Explants of embryonic chick sympathetic and sensory ganglia were found to exhibit asymmetric radial outgrowth of neurites under standard culture conditions with or without exogenous Nerve Growth Factor [NGF]. Opposing sides of an explant exhibited: a) differences in neurite length and, b) differences in neurite morphology. Strikingly, this asymmetry exhibited co-orientation among segregated, neighboring explants. The underlying mechanism(s) of the asymmetry and its co-orientation are not known but appear to depend on cell clustering because dissociated sympathetic neurons do not exhibit co-orientation whereas re-aggregated clusters of cells do. This emergent behavior may be similar to the community effect described in other cell types.
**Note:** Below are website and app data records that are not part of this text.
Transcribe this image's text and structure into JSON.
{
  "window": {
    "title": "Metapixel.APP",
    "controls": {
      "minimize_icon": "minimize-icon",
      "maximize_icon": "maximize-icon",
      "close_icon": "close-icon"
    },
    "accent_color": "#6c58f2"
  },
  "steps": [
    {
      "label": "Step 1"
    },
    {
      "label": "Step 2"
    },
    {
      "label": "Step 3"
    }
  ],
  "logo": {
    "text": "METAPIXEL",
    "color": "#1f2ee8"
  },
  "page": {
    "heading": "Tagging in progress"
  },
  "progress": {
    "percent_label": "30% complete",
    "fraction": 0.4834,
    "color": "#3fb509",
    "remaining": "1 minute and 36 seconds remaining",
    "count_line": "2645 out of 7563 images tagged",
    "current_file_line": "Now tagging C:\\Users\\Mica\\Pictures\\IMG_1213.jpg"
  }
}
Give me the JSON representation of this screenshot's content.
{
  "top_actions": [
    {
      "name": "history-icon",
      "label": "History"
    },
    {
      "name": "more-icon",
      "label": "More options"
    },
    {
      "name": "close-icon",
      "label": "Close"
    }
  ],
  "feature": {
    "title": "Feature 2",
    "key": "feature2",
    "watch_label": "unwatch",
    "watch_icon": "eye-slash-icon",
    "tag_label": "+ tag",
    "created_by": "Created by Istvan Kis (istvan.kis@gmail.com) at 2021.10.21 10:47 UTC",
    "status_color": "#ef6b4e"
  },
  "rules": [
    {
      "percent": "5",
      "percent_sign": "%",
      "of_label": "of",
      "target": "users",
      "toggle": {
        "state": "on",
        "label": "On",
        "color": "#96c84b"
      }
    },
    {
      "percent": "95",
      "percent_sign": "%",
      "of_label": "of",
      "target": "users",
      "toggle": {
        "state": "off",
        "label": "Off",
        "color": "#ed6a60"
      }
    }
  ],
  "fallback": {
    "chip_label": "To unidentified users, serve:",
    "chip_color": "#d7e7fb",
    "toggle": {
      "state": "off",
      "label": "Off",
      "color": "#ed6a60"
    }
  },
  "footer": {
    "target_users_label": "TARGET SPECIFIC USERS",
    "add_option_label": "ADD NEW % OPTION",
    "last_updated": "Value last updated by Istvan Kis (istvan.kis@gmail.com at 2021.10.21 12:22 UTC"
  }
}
If a similar phenomenon exists in the embryo, or in maturity, it may contribute to the establishment of proper orientation of neurite outgrowth during development and/or injury-induced neuronal plasticity.
|Publication status||Published - 5 Sep 2019|